The use of electrocardiograms (ECGs) in the study of heart conditions was begun at Mayo Clinic in 1914. The combined total ECGs made in 194 and 1915 was about 1000. In 1972, a technician carried out the 100,000th ECG performed in one single year. According to Wilbur Schumann, ECG Laboratory supervisor, 1972 was the first year in which the 100,000 mark had been exceeded.
Streamlining of processes had made it possible for the laboratory staff to keep abreast of growth. In 1963 a major change was made in laboratory procedures, including installation of a six-channel machine, which reduced the time required for the actual recording of the electrocardiogram from 12 to 15 minutes to 30 seconds.
At that time Dr. Ralph Smith, laboratory director, looked forward to additional changes including installation of a computer. Five years later (1968) this was realized but work still continues on modifications of procedures and equipment. The 30 second figure has now been reduced to 10 seconds during which the electrical impulses from the ECG are fed into the computer.
All electrocardiograms made since 1914—and the number is now more than a million and a half—are available.

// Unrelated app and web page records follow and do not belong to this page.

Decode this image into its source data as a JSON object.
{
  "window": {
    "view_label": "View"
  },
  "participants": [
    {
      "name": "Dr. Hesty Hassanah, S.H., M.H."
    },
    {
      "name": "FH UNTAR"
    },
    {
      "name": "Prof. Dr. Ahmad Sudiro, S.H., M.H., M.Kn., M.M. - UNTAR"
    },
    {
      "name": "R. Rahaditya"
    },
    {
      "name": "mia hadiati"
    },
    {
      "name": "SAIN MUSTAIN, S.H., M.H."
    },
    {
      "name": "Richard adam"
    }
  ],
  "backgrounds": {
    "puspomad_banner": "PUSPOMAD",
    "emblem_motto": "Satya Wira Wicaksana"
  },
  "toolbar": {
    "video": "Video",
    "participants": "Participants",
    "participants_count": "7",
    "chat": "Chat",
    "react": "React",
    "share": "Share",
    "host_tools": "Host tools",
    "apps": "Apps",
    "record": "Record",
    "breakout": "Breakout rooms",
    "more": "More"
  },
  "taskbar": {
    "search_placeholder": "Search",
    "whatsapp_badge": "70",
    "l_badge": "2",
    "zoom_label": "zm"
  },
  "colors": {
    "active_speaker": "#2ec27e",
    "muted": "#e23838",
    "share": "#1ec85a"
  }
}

Current ones are kept in the area of the laboratory at A-1, Plummer Building, the rest are stored at Harwick Building.